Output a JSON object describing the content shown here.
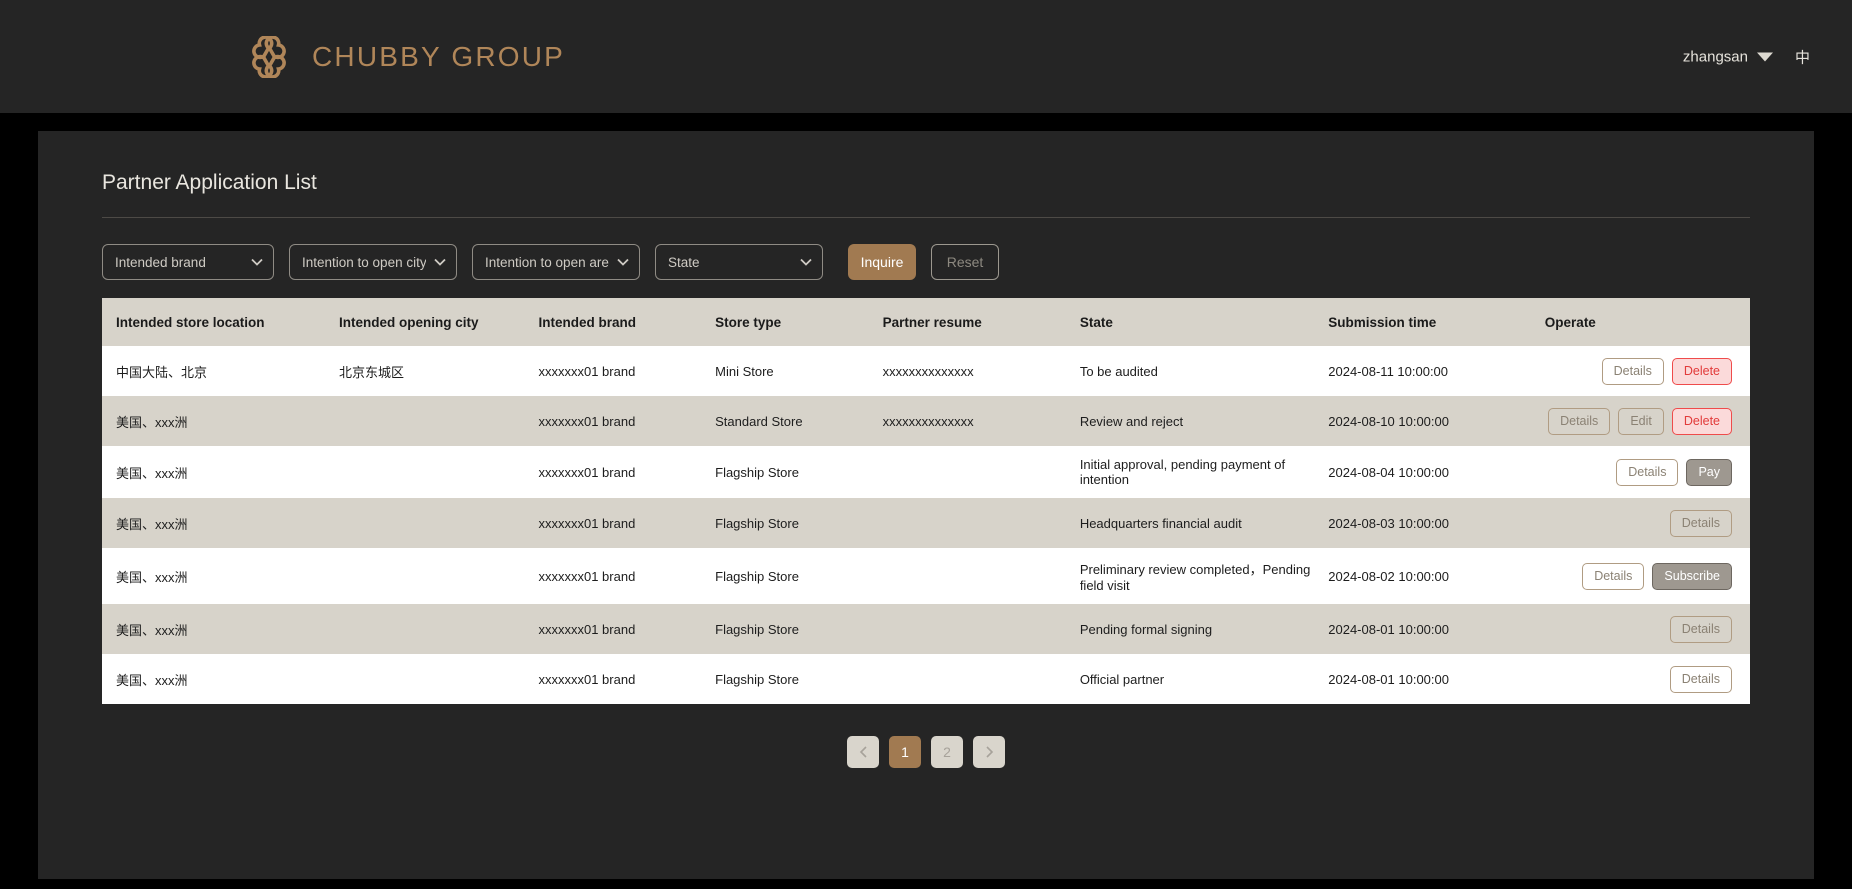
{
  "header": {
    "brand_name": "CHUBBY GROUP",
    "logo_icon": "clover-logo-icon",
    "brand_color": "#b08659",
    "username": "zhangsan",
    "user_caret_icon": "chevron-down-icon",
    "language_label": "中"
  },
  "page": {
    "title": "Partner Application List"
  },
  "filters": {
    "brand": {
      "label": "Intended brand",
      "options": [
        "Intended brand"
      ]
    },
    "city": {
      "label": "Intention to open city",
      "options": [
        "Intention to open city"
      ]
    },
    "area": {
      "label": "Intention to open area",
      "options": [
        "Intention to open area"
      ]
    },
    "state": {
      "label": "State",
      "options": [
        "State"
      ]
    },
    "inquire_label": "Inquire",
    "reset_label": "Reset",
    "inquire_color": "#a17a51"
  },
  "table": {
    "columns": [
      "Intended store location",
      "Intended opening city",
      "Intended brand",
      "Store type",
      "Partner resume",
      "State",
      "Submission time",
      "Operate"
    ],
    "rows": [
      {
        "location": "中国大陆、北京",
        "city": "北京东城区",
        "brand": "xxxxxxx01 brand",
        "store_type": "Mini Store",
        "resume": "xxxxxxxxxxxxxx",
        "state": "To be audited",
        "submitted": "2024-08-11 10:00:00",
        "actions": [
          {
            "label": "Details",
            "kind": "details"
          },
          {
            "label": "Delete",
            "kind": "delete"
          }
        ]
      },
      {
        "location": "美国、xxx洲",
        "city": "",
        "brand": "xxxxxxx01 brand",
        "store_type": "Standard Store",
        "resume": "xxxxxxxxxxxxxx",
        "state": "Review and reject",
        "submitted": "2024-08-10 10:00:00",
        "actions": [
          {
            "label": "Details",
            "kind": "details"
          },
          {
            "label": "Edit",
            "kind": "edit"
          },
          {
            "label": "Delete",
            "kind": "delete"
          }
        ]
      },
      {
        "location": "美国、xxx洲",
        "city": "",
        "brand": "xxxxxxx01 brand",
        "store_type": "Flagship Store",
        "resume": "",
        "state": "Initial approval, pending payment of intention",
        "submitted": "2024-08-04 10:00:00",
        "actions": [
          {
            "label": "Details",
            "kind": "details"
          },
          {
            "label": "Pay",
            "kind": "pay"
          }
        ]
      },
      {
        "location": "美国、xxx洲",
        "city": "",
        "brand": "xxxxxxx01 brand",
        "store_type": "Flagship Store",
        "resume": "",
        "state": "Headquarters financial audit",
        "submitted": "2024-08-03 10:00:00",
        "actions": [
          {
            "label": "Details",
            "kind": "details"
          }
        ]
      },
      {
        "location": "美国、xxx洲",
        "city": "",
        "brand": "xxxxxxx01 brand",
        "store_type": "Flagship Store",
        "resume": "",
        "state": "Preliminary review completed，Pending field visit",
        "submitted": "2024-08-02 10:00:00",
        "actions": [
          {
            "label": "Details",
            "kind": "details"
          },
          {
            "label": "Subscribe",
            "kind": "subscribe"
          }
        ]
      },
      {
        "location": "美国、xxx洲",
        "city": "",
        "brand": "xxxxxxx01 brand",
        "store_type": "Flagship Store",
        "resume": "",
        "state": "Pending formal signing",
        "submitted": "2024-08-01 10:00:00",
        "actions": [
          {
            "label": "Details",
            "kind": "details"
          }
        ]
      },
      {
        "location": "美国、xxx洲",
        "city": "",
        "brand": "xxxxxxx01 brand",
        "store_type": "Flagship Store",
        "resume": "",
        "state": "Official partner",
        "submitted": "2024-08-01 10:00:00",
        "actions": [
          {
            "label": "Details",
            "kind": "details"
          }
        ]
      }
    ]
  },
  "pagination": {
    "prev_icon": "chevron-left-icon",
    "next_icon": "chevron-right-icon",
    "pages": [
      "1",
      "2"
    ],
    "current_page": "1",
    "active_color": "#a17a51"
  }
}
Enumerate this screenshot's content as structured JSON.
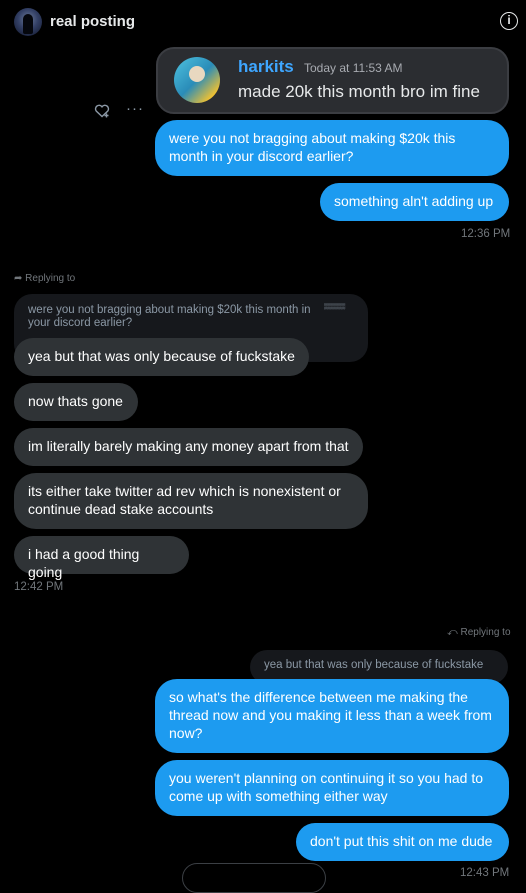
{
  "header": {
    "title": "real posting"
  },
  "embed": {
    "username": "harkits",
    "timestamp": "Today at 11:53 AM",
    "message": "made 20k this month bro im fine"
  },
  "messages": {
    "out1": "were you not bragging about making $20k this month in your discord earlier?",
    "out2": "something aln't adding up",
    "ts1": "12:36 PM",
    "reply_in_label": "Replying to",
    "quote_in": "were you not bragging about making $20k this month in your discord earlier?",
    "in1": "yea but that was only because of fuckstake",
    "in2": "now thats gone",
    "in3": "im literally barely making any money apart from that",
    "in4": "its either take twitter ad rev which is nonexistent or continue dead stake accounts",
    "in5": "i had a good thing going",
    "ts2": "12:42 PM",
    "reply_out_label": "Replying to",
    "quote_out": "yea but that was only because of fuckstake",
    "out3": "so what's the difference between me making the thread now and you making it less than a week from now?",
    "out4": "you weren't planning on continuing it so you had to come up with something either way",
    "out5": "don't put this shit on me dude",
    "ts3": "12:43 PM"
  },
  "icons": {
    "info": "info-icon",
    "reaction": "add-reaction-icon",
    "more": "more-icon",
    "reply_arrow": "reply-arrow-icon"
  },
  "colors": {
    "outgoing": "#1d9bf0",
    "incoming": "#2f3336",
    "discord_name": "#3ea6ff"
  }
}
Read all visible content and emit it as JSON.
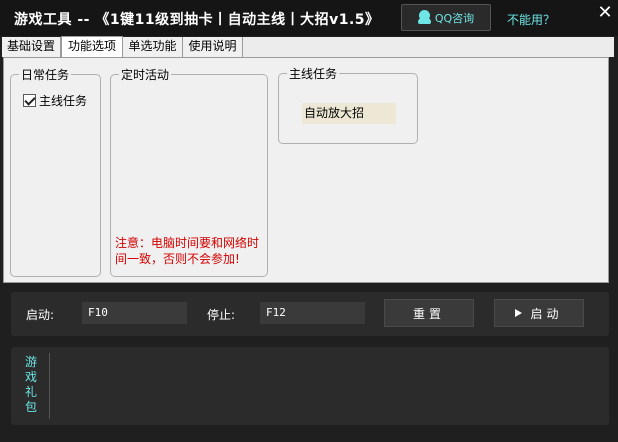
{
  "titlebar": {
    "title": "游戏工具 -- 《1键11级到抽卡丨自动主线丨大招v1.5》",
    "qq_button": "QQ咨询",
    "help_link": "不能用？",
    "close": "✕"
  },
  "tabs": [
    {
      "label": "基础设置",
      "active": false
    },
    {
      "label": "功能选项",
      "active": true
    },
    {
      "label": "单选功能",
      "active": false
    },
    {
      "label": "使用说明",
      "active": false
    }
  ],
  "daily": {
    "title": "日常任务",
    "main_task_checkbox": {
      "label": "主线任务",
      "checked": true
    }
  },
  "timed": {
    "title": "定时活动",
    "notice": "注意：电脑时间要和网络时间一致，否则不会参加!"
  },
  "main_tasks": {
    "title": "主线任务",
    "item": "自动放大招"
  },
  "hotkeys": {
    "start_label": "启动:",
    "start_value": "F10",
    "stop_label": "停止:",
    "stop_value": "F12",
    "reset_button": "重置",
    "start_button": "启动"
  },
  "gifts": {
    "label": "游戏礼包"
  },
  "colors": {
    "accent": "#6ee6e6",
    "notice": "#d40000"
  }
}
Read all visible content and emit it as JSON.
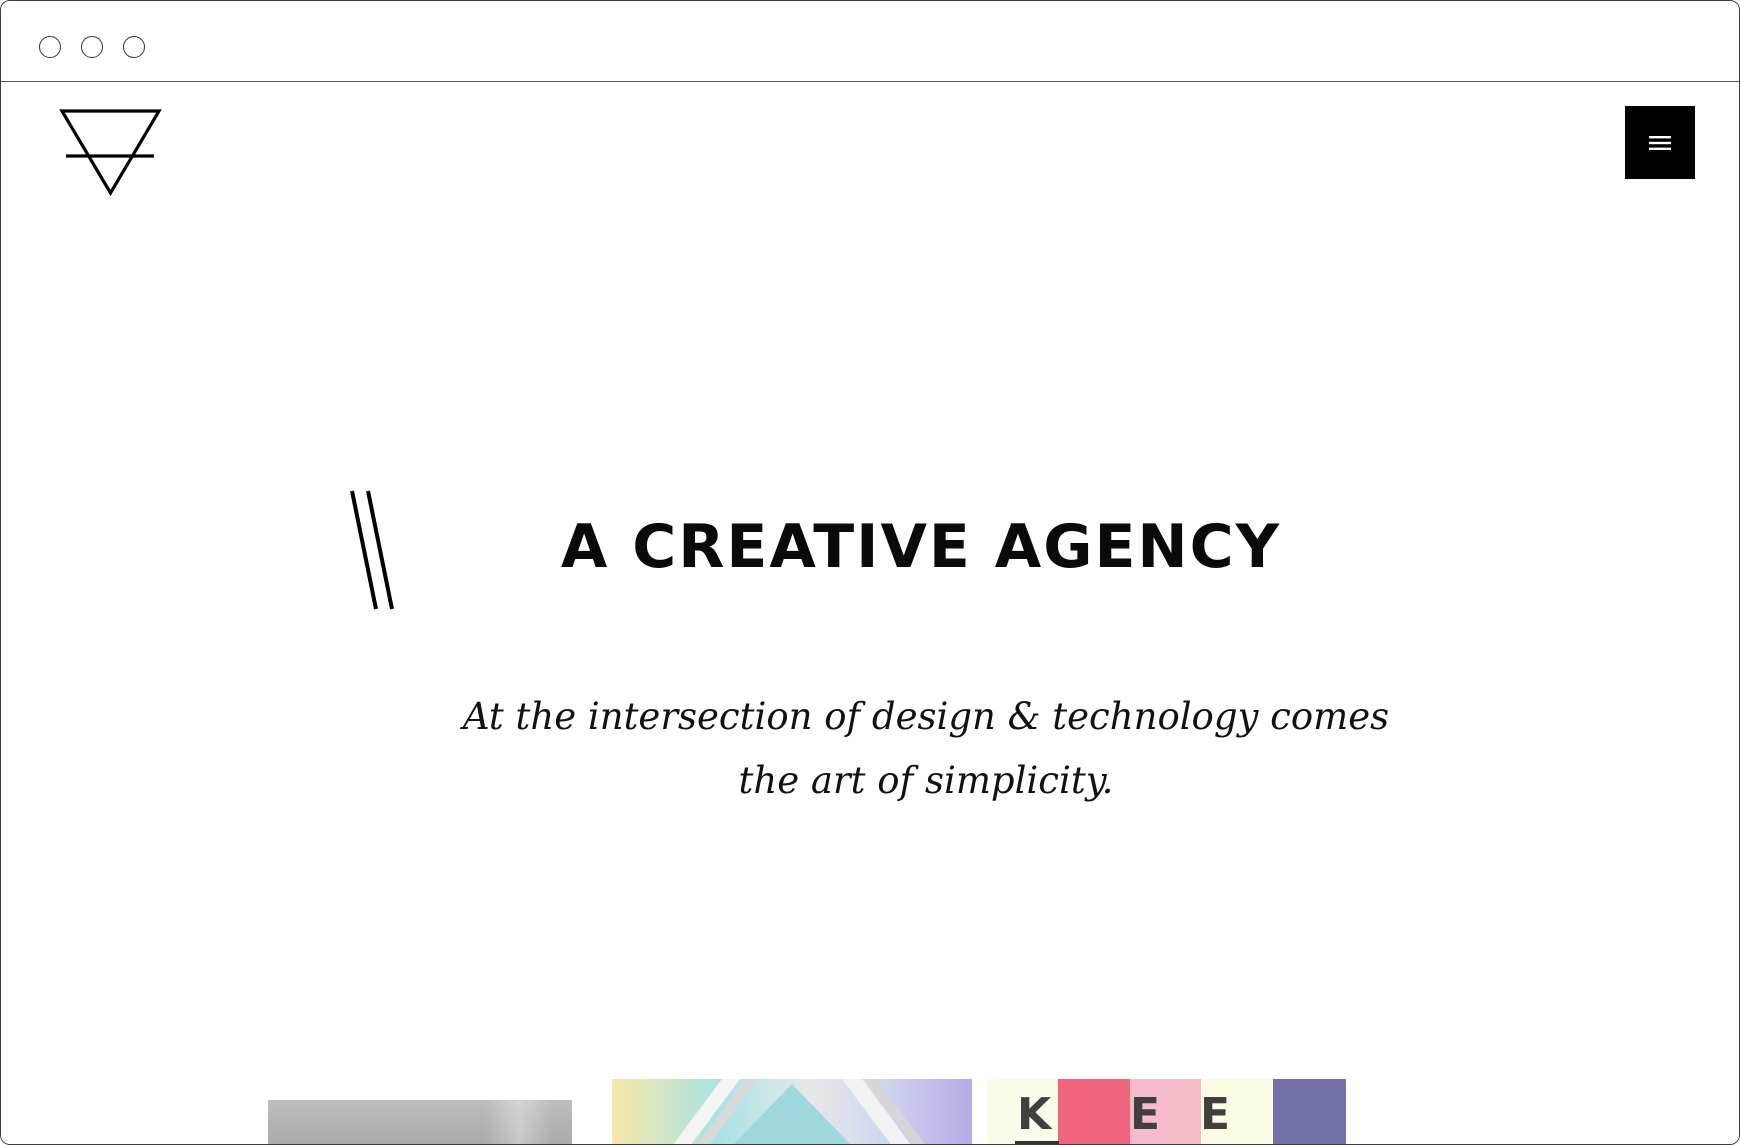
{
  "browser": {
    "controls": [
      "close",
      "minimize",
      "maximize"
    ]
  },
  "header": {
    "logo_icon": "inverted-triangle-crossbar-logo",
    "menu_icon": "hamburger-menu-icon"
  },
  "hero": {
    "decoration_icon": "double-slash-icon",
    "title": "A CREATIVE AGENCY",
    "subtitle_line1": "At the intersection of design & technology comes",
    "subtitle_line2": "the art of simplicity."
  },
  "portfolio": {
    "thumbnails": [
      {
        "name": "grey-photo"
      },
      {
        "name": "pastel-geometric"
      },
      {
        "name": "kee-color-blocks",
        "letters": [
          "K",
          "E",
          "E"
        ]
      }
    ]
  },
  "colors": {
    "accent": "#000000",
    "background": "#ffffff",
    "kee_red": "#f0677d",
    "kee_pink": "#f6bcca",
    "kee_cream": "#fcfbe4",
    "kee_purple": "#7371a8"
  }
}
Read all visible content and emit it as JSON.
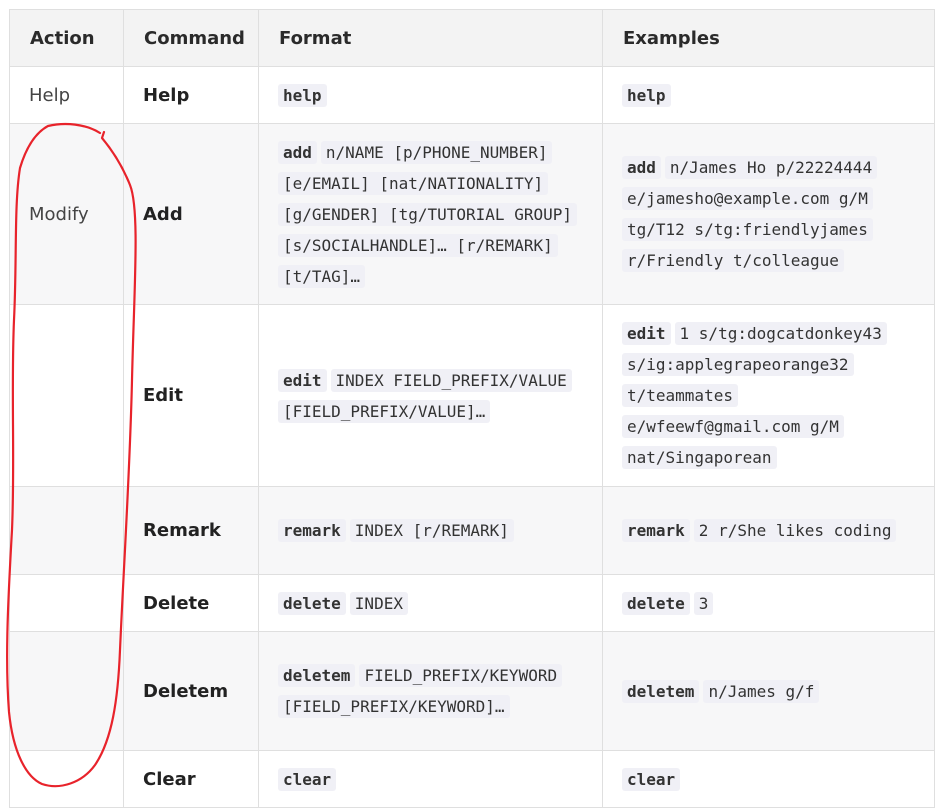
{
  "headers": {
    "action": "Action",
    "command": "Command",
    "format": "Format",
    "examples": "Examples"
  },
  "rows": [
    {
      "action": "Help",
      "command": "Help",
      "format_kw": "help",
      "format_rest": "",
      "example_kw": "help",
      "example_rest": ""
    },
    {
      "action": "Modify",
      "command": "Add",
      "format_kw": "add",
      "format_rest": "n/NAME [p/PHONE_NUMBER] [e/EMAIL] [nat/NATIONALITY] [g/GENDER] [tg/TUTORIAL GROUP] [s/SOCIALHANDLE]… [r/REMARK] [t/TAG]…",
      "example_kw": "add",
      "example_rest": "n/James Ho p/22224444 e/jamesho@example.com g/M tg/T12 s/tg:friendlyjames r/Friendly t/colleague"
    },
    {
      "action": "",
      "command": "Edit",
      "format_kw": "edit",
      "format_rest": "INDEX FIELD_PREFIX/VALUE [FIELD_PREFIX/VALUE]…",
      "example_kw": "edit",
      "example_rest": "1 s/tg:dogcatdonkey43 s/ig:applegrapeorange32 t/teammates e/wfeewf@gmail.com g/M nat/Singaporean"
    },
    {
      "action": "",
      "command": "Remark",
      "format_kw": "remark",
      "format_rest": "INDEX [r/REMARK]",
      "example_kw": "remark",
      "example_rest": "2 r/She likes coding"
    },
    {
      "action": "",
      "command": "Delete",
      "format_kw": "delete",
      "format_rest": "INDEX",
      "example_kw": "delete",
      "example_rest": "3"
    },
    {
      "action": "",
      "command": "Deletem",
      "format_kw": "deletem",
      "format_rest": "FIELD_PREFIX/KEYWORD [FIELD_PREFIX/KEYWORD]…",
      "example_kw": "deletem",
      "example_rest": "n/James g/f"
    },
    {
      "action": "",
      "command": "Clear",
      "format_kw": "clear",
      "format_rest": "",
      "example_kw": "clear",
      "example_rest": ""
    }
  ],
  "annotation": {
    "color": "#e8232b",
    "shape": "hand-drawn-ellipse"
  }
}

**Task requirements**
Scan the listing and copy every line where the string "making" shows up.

**Answer section**
    "out1": "were you not bragging about making $20k this month in your discord earlier?",
    "quote_in": "were you not bragging about making $20k this month in your discord earlier?",
    "in3": "im literally barely making any money apart from that",
    "out3": "so what's the difference between me making the thread now and you making it less than a week from now?",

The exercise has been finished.